Reducing complexity is another critical factor in Top Quartile project performance. For example, shared amongst dozens of suppliers and contractors are hundreds of thousands of documents and millions of pieces of data. The information is not simply the blueprint of the plant, but complex operating requirements and technical specifications which impact the work of many companies. Because each company maintains their own system of record for documents and data, the likelihood of version incompatibility or data entry errors can have staggering impact on project schedules.
To prevent project information getting out of sync while providing for a nimble team of suppliers, Top Quartile project teams utilize a single source of truth on documents and data. Emerson’s Project Data Ring, by example, manages all project documentation in one place, interfaced among all suppliers—regardless of their independent document and data management sources. It also stores all technical specifications in one database, providing each supplier with just the information they need to complete their respective scope of work.
Accommodating change, especially in late stages of a project, addresses one of the most vexing problems project teams and their investors have: startup delays. A project that has been on paper for five years or more and in construction for 2-3 years is scheduled to go into full production on a specific date. Contracts with suppliers and customers of that site are developed based on that projected “go live.” When the date is missed—often by months—the consequences can be staggering. Lost revenue, delayed return-on-investment, customer goodwill are all sacrificed. But why?

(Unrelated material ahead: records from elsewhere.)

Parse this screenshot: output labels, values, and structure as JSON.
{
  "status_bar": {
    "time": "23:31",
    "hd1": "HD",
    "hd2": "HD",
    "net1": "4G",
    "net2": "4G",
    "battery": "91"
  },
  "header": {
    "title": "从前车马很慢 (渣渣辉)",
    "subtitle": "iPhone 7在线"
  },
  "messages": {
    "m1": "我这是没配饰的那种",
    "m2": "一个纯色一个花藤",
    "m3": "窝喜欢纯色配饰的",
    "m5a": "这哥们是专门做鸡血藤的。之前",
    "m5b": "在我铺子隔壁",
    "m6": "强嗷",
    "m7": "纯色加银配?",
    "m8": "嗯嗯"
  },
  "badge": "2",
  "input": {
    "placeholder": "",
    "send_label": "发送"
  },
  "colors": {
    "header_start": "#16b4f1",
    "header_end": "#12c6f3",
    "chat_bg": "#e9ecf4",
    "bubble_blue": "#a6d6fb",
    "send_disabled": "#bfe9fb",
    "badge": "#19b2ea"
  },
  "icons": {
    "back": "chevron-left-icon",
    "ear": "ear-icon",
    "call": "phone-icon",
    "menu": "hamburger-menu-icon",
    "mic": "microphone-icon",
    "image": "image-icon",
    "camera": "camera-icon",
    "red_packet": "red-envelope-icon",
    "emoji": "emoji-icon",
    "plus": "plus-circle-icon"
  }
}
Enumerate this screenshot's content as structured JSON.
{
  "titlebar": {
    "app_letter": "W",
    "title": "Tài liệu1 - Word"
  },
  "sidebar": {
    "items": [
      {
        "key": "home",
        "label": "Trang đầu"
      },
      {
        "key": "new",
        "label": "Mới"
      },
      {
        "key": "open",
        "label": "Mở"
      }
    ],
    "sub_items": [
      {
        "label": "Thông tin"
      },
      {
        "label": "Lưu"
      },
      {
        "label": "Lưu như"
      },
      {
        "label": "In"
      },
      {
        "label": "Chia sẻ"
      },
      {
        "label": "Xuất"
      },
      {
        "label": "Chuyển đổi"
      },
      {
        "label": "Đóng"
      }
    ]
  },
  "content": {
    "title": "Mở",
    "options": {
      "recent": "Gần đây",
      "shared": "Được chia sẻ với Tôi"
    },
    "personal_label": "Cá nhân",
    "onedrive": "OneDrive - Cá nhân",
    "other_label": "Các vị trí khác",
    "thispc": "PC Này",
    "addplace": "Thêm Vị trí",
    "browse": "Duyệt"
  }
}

The root cause is technical, yet simple at the same time. Early in a project cycle, engineering and technology decisions are required in order for suppliers to schedule their deliverables. However, the actual manufacturing process design isn’t yet finalized. Fast-forward two years to construction and routinely, those early automation design decisions prove restrictive to late design modifications. As a consequence, costly and time-consuming change orders wreak havoc on the schedule. What if the project could simply absorb those late-state change orders without affecting the schedule?
One game-changing technology Emerson introduced recently, called “Electronic Marshalling with CHARMs,” does precisely that. This unprecedented system interface platform helps project teams eliminate miles of wiring and thousands of hours of engineering traditionally required for connecting tens of thousands of instruments and valves. It gives them the flexibility to accommodate late design changes nimbly and adjust the deployment of automation technologies with little-to-no impact. Most importantly, it helps ensure on-time startup, which leads to faster return on investment.
Top Quartile project teams utilizing Electronic Marshalling with CHARMs technology have saved months on their project schedule. This has also translated into cost savings measured in millions of dollars.
As capital markets have tightened in reaction to uncertain business conditions, the demand for greater project certainty will increase to ensure better investment performance.
“To reach these demands, project teams and their sponsors will need greater capital efficiency, information integrity and schedule agility,” Nyquist said. “With better performance in these areas, you will be on the path to Top Quartile project performance.”
For additional articles related to Project Certainty, visit the Emerson Process Experts blog.